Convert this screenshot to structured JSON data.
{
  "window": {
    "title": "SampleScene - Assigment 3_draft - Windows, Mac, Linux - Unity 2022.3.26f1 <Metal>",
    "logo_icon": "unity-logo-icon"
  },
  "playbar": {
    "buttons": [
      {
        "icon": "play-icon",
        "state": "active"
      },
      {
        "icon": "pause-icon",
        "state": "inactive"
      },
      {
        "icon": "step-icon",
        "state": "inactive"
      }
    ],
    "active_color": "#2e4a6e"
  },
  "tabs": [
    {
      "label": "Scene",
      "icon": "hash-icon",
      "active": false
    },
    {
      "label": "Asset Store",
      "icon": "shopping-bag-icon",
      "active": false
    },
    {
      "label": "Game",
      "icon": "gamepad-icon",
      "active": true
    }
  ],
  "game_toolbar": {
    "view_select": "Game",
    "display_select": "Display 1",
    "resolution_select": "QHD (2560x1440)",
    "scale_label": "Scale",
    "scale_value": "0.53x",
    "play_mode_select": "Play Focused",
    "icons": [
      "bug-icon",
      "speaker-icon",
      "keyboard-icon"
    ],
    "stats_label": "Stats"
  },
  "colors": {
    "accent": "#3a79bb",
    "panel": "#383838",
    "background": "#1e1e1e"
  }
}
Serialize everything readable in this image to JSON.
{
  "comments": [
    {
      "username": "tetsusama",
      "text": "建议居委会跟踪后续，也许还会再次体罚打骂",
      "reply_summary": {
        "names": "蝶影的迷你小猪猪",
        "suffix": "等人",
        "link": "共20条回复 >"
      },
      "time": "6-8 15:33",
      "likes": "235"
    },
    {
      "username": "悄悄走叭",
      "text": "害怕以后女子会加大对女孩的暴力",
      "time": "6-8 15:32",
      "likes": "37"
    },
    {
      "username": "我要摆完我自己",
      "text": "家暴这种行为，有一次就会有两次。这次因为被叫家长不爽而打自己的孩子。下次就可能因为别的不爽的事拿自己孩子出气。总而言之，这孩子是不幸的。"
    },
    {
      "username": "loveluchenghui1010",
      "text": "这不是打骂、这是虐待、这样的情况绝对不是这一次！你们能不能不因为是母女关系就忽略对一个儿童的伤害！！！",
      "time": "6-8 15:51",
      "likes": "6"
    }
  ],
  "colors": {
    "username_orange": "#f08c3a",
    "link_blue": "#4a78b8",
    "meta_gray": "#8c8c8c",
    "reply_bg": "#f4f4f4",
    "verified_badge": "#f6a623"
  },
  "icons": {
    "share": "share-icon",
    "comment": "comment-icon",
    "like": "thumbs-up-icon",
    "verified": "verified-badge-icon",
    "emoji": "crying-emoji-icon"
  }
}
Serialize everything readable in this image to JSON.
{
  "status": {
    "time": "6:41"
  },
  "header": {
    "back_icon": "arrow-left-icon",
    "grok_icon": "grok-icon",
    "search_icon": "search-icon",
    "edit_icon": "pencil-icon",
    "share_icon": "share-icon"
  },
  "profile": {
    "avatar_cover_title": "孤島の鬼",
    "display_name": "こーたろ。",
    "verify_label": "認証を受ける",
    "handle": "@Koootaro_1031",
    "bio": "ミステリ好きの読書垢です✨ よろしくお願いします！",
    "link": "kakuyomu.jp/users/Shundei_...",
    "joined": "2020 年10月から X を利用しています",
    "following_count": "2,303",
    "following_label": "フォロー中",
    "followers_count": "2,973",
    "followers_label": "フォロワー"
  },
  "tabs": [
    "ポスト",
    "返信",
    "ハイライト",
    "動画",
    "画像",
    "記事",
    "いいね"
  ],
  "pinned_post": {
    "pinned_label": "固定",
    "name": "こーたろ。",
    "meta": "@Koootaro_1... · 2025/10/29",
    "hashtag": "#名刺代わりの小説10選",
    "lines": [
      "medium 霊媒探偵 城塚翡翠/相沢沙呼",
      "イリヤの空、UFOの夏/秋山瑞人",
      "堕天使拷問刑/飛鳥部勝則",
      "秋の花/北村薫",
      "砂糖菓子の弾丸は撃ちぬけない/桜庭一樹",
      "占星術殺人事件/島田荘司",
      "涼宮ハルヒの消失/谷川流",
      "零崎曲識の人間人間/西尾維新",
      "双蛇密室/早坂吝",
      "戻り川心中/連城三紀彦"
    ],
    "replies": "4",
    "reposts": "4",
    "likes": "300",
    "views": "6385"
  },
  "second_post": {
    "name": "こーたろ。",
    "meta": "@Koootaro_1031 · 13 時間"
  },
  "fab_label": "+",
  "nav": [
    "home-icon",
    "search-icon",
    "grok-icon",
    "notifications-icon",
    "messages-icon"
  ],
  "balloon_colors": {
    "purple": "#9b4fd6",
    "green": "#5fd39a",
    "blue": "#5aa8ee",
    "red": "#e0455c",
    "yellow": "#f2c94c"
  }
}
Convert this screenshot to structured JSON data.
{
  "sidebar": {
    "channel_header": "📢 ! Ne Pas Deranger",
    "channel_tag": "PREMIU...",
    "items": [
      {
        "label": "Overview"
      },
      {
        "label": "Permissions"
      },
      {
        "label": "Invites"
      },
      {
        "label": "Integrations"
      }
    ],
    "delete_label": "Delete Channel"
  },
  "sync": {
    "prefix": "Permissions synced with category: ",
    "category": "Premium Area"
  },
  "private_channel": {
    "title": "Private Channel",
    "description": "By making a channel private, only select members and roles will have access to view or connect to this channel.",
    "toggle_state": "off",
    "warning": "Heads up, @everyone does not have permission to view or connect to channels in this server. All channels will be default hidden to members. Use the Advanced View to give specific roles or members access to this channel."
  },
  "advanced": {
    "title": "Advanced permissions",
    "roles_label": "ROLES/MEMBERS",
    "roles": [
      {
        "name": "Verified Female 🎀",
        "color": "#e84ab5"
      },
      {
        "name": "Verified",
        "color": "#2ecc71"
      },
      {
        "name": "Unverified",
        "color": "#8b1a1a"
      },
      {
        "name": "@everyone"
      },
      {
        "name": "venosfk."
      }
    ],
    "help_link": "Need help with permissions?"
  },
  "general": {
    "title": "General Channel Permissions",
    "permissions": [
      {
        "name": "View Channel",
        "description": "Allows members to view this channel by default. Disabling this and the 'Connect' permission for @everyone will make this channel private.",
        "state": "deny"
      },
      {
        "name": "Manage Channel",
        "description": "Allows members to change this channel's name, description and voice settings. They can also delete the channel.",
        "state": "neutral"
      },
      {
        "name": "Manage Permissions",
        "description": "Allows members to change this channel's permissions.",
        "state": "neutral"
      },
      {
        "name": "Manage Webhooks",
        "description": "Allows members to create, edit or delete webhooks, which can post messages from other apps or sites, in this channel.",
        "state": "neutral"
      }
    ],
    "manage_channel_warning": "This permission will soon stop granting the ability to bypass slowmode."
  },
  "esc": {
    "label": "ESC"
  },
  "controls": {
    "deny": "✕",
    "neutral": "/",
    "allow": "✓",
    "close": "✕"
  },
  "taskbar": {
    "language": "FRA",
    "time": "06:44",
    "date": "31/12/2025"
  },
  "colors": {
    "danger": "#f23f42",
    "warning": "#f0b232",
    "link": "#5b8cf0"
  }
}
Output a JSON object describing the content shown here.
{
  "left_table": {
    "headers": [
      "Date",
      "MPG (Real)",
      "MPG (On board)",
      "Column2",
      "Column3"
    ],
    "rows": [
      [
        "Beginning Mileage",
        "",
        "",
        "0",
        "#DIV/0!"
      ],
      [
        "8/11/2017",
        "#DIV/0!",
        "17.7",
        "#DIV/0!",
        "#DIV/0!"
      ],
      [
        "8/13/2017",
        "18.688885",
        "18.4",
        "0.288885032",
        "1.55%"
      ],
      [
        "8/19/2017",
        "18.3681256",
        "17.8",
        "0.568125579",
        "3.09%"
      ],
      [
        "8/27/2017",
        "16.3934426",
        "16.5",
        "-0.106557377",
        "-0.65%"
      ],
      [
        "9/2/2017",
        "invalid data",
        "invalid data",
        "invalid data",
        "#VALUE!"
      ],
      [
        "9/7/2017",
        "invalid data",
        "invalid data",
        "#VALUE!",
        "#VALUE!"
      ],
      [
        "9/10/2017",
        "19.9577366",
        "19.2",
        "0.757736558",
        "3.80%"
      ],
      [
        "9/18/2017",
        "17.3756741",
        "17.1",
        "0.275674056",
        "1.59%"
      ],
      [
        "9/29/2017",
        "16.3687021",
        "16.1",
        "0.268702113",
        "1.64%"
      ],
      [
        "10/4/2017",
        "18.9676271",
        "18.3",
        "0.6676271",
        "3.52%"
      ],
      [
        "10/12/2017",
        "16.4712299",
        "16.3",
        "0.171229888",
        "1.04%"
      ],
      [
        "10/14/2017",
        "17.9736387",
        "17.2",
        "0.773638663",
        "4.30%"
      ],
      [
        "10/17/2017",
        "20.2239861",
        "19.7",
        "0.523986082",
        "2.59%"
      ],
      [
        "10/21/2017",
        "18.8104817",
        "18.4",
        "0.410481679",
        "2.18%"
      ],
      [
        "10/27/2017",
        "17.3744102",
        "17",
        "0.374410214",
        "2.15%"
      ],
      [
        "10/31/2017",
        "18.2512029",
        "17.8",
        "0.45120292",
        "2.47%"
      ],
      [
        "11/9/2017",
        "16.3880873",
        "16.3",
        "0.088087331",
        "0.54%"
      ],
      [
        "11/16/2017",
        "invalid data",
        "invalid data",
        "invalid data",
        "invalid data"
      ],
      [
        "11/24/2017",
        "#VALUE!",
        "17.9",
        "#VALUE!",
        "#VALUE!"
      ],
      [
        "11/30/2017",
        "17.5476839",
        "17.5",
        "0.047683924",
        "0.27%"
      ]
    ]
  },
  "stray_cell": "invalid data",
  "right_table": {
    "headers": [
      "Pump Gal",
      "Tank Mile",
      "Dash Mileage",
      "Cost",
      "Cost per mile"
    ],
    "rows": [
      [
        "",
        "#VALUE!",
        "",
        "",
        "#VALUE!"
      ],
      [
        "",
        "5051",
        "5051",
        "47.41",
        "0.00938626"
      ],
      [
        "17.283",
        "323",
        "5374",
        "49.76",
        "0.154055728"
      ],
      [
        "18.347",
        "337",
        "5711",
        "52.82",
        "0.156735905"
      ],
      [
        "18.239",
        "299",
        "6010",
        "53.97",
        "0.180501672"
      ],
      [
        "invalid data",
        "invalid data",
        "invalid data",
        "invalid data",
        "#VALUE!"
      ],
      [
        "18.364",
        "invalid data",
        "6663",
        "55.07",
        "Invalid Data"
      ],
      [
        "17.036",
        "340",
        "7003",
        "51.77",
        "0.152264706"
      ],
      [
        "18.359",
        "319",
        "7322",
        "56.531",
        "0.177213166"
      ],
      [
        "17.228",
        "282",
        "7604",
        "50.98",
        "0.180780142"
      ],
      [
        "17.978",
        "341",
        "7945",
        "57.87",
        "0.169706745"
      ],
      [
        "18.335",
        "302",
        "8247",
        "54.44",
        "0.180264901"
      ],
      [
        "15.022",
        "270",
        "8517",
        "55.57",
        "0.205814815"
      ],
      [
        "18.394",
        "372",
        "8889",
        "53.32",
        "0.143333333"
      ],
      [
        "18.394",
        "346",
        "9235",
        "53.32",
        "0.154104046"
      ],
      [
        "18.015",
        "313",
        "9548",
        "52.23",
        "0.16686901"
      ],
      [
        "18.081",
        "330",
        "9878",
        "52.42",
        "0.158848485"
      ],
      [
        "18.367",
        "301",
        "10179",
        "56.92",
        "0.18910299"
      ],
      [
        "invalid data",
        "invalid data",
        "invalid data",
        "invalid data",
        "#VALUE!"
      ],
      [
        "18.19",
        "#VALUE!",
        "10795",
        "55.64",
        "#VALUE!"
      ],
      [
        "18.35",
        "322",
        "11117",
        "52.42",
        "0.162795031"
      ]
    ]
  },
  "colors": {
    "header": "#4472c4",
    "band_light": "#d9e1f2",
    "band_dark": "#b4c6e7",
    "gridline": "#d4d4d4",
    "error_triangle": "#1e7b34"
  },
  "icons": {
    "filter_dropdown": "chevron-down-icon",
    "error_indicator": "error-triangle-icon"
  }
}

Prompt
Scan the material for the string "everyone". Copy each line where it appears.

Exercise solution
    "warning": "Heads up, @everyone does not have permission to view or connect to channels in this server. All channels will be default hidden to members. Use the Advanced View to give specific roles or members access to this channel."
        "name": "@everyone"
        "description": "Allows members to view this channel by default. Disabling this and the 'Connect' permission for @everyone will make this channel private.",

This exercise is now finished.